*DIRECTIONS*:
Gather every line from the entries below that includes "glyph".

*SUPPLIED MATERIAL*:
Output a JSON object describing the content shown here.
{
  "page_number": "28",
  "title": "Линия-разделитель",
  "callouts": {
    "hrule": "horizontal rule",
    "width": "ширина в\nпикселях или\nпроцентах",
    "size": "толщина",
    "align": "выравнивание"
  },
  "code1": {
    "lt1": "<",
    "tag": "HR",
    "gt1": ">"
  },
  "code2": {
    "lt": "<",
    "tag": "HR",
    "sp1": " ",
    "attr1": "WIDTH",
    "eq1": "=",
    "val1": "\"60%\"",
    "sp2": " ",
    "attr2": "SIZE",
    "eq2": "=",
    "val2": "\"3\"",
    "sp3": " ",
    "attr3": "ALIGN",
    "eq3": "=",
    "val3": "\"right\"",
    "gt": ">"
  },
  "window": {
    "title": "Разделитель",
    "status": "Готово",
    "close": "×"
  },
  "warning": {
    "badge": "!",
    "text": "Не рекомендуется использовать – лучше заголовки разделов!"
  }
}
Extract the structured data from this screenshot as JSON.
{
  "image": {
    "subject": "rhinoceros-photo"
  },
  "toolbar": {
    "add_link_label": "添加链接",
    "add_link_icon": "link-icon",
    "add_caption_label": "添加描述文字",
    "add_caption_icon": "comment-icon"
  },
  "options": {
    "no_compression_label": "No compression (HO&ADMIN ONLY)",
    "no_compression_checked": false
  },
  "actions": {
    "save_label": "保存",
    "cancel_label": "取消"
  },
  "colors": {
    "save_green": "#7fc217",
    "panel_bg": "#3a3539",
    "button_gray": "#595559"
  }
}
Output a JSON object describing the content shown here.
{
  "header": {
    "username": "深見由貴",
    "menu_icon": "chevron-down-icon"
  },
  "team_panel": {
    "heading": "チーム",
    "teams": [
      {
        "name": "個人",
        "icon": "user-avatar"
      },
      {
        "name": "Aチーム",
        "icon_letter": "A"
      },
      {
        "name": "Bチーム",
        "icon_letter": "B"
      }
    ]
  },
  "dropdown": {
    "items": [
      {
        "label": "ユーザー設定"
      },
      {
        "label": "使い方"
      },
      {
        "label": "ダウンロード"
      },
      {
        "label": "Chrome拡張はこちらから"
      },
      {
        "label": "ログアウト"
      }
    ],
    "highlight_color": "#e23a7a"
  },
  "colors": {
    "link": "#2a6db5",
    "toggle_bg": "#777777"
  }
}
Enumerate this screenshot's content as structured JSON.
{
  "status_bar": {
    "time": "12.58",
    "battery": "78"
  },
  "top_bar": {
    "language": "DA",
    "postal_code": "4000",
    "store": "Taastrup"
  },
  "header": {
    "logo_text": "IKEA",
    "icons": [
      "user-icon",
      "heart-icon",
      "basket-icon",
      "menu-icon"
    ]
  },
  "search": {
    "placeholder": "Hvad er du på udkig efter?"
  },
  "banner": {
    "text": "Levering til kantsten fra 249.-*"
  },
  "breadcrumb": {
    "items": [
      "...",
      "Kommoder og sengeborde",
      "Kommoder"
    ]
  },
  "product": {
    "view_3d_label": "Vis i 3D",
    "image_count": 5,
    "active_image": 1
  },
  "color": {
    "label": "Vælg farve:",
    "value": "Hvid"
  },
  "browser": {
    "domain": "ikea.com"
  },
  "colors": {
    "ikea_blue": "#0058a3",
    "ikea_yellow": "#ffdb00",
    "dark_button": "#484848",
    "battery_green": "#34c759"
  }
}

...

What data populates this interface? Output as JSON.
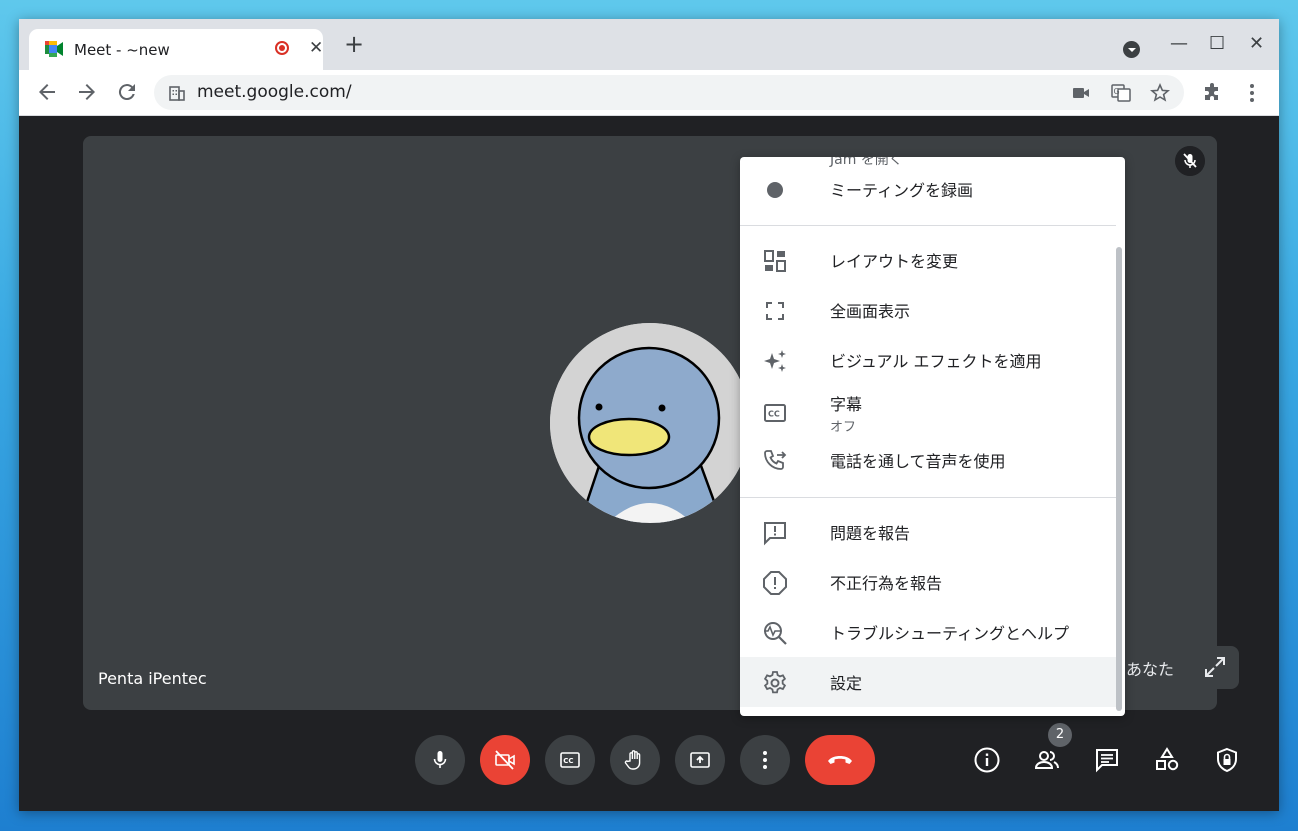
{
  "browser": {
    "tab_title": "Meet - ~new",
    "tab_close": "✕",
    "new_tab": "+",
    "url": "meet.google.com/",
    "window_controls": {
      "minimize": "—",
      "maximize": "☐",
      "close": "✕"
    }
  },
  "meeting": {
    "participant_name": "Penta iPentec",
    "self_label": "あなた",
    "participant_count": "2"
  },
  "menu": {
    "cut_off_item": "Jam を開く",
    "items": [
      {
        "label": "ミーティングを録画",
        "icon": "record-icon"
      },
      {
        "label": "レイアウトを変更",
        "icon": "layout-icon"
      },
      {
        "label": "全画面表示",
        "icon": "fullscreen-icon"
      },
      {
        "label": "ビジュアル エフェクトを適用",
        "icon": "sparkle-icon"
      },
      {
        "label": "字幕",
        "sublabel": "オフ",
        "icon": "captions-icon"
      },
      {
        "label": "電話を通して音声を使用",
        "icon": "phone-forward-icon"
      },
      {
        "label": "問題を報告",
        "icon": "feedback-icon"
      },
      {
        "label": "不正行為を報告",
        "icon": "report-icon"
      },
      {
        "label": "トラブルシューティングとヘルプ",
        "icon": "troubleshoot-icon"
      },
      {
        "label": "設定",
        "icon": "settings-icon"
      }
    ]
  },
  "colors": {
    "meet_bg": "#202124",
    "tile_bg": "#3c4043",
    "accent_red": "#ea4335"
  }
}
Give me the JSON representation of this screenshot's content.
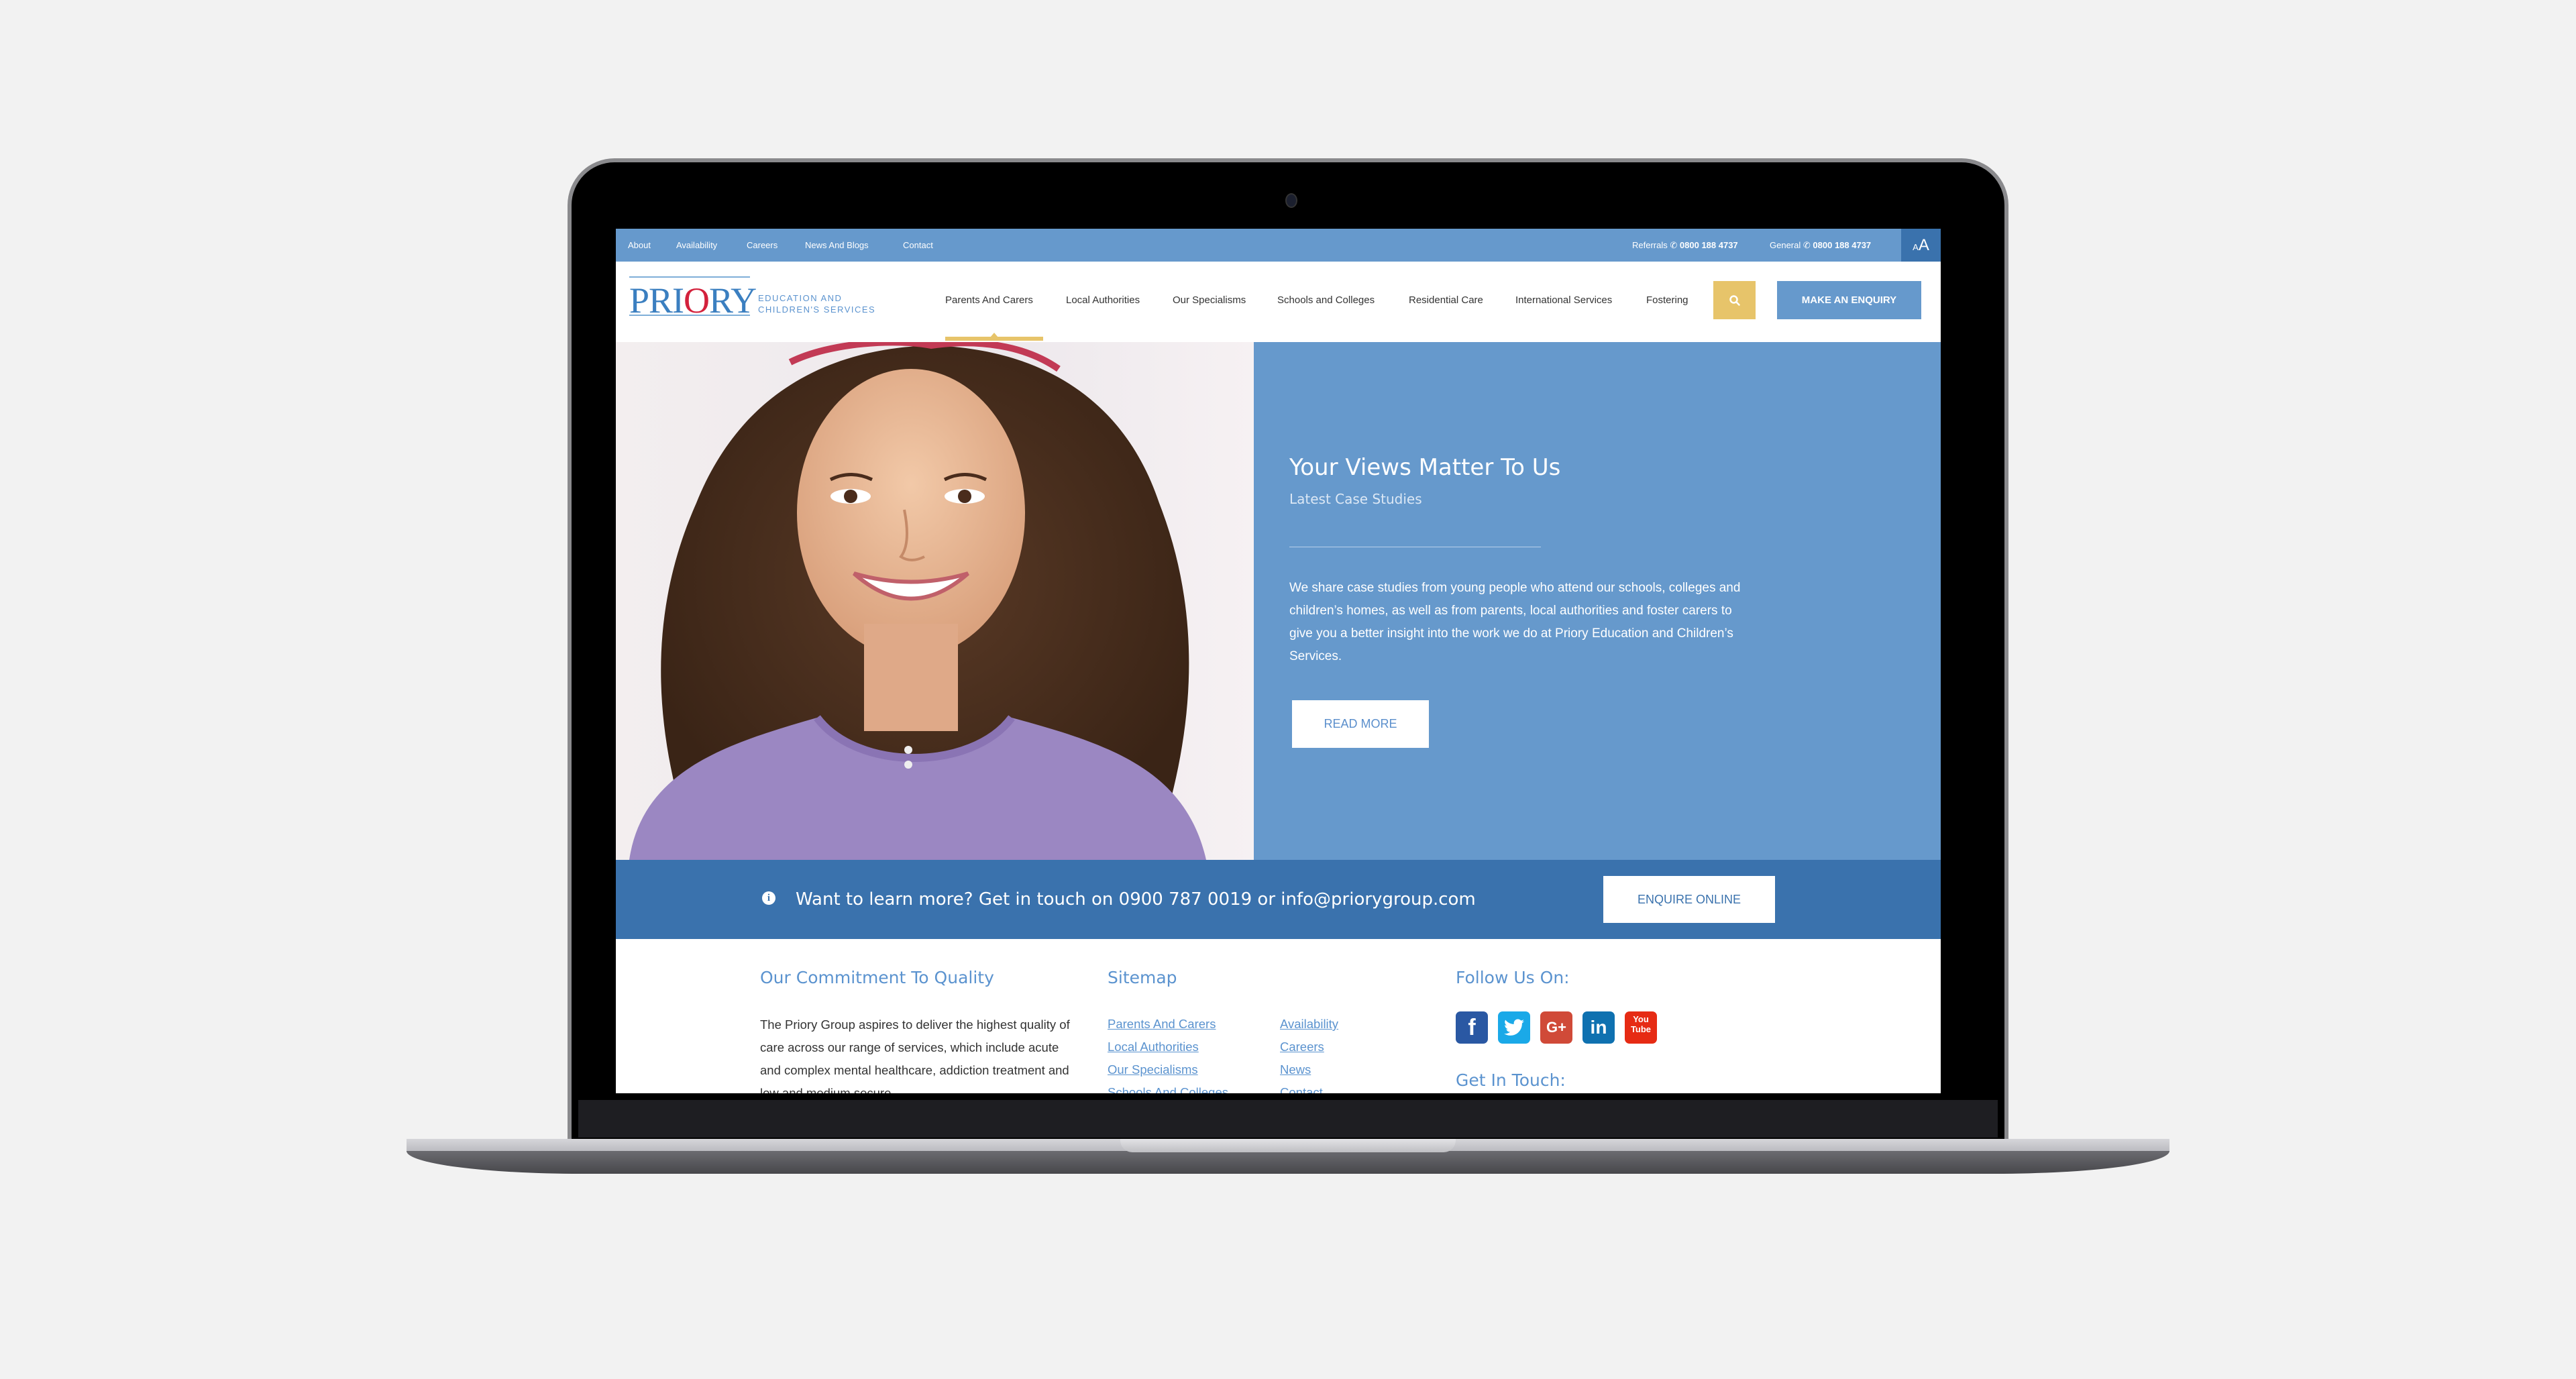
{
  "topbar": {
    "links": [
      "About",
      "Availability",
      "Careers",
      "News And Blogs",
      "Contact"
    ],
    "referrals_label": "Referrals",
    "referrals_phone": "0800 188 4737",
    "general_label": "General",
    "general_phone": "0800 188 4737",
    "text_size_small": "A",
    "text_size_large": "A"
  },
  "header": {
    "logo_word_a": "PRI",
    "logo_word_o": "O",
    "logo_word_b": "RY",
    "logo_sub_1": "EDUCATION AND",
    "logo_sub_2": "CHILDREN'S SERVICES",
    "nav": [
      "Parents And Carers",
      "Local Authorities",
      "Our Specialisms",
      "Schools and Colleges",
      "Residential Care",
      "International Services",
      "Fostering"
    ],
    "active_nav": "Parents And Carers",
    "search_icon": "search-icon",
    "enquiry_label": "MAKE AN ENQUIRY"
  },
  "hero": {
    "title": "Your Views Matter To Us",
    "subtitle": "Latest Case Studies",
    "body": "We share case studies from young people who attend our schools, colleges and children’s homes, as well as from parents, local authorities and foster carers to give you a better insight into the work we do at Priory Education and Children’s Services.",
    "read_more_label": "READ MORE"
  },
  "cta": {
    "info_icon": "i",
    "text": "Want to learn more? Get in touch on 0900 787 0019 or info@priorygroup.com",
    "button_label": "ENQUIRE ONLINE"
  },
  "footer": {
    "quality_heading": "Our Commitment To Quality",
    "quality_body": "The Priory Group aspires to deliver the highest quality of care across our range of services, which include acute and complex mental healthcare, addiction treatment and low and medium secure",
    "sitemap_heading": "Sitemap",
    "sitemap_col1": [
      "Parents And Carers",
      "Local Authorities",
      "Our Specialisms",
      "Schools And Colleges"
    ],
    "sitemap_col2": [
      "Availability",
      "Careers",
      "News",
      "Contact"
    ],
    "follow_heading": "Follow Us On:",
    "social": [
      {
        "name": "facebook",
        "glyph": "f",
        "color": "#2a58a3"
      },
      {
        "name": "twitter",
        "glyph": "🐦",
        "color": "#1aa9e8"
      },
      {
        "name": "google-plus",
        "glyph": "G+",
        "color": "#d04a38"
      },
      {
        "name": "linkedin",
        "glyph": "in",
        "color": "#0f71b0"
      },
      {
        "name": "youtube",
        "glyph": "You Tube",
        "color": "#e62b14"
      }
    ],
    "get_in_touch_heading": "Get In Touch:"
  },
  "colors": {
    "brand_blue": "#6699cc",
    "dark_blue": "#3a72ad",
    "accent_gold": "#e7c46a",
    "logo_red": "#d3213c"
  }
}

*EXERCISE RESPONSE*:
        "glyph": "f",
        "glyph": "🐦",
        "glyph": "G+",
        "glyph": "in",
        "glyph": "You Tube",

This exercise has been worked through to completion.